By now it's no secret that Sony sucks at cybersecurity. The company's movie business, Sony Pictures Entertainment, was recently hit with what may end up being the biggest corporate hack in history. It's not the first time Sony has laid claim to that title. And, if history is any guide, it probably won't be the last.
Tagged With playstation network
Remember when those hackers kicked Sony's door in last year, nicking off with quite a lot of Playstation Network data and leaving the service offline for the better part of a month? A few users were miffed off by this and decided to sue. Bad news for them this morning though, after the judge dismissed most of the class action suit, saying that Sony got off simply because it never promised the Playstation Network would be perfect.
After the PlayStation Network was hacked earlier this year, Sony tried to welcome back users with free games. They've now extended the apology by offering a year's free access to CSIdentity's identity protection services, including CyberAgent Internet Surveillance. Here's the email they're sending out.
Shortly past midnight, U.S. Pacific Time, Sony announced that PlayStation Network service had been restored in Canada, all 50 U.S. states and Puerto Rico. PSN, down for 22 days following a massive cyberattack on April 19, continues to be restored in stages in Europe and in other regions.

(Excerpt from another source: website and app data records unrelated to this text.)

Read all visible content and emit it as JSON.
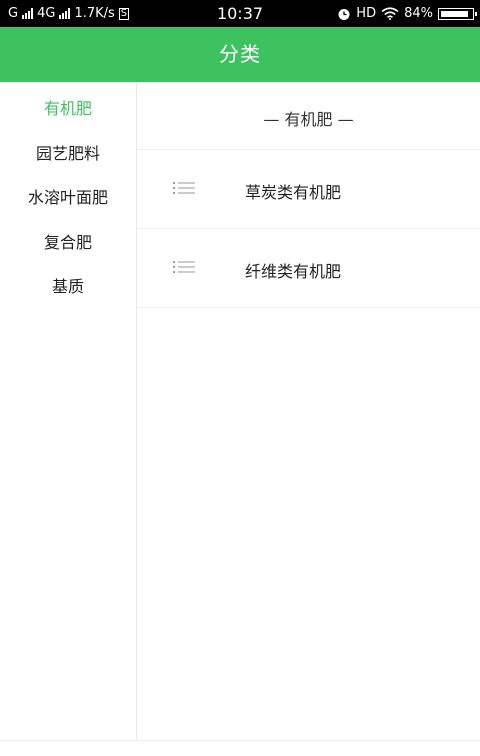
{
  "status_bar": {
    "carrier": "G",
    "network": "4G",
    "speed": "1.7K/s",
    "sim_badge": "S",
    "time": "10:37",
    "hd": "HD",
    "battery": "84%"
  },
  "header": {
    "title": "分类"
  },
  "sidebar": {
    "items": [
      {
        "label": "有机肥"
      },
      {
        "label": "园艺肥料"
      },
      {
        "label": "水溶叶面肥"
      },
      {
        "label": "复合肥"
      },
      {
        "label": "基质"
      }
    ]
  },
  "main": {
    "section_title": "— 有机肥 —",
    "items": [
      {
        "label": "草炭类有机肥"
      },
      {
        "label": "纤维类有机肥"
      }
    ]
  },
  "colors": {
    "accent": "#3ec25f"
  }
}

It's believed that members of Anonymous, a group of hackers and activists, are behind the attacks on the PlayStation Network. While the group's "leaders" have dismissed these claims, the fact they're seen as "leaders" at all may have become a bit of a problem.
As last week's promised date for the PlayStation Network and Qriocity services to go back online passed us by, Sony users must be feeling pretty antsy right about now. It's not looking good, however, as Sony's spokesperson told Bloomberg that they now plan to have the services up and running by May 31.
According to details from Sony themselves in a letter to congressional subcommittee, Sony was aware that data had been removed from their systems six days before warning customers that accounts had been compromised. All dates and times from Sony's missive to Congress.
The cyber attack that knocked the PlayStation Network and Sony Online Entertainment offline for more than a week was a "very carefully planned, very professional, highly sophisticated criminal cyber attack designed to steal personal and credit card information," according to a letter from Sony to members of Congress obtained by Kotaku today.
The good news is that after more than a week of being offline, Sony has confirmed that it will be bringing its PSN service back online within a week after it was hacked open just before Easter. But given the details that were stolen by the hackers, has Sony done enough? Gizmodo takes on Kotaku to discover whether or not the Japanese giant has stepped up to the challenge of rectifying the flaws that led to the security breach.
Sony's recent run of legal and now technical issues with hackers can be traced back to a single decision: that of removing the ability to run the Linux operating system on the PlayStation 3. While Sony cut Linux out of piracy fears, fans were upset that it brought to an end over a decade of custom and homebrew development on PlayStation consoles.
Within a week?! WITHIN A WEEK?! It's already been over a week! Sony's still hard at work attempting to restore operations after the security breach, and is moving the PSN network infrastructure and data centre "to a new, more secure location".
Personal details, and maybe even credit card details as well, have been stolen from the PlayStation Network after hackers broke into the system sometime before April 19. But why did it take Sony so long to tell its customers - me! You! Your neighbour! - that they were hacked?
Sony's Playstation Network has been down for the past six days, and the company is unsure when it will go back online. Not only that, but a whole heap of users personal data has been compromised in the hack that sent the service offline. While we wait for Sony to bring online back to Playstation gamers around the world, here are five things you can do that might ease the withdrawal symptoms you're currently experiencing.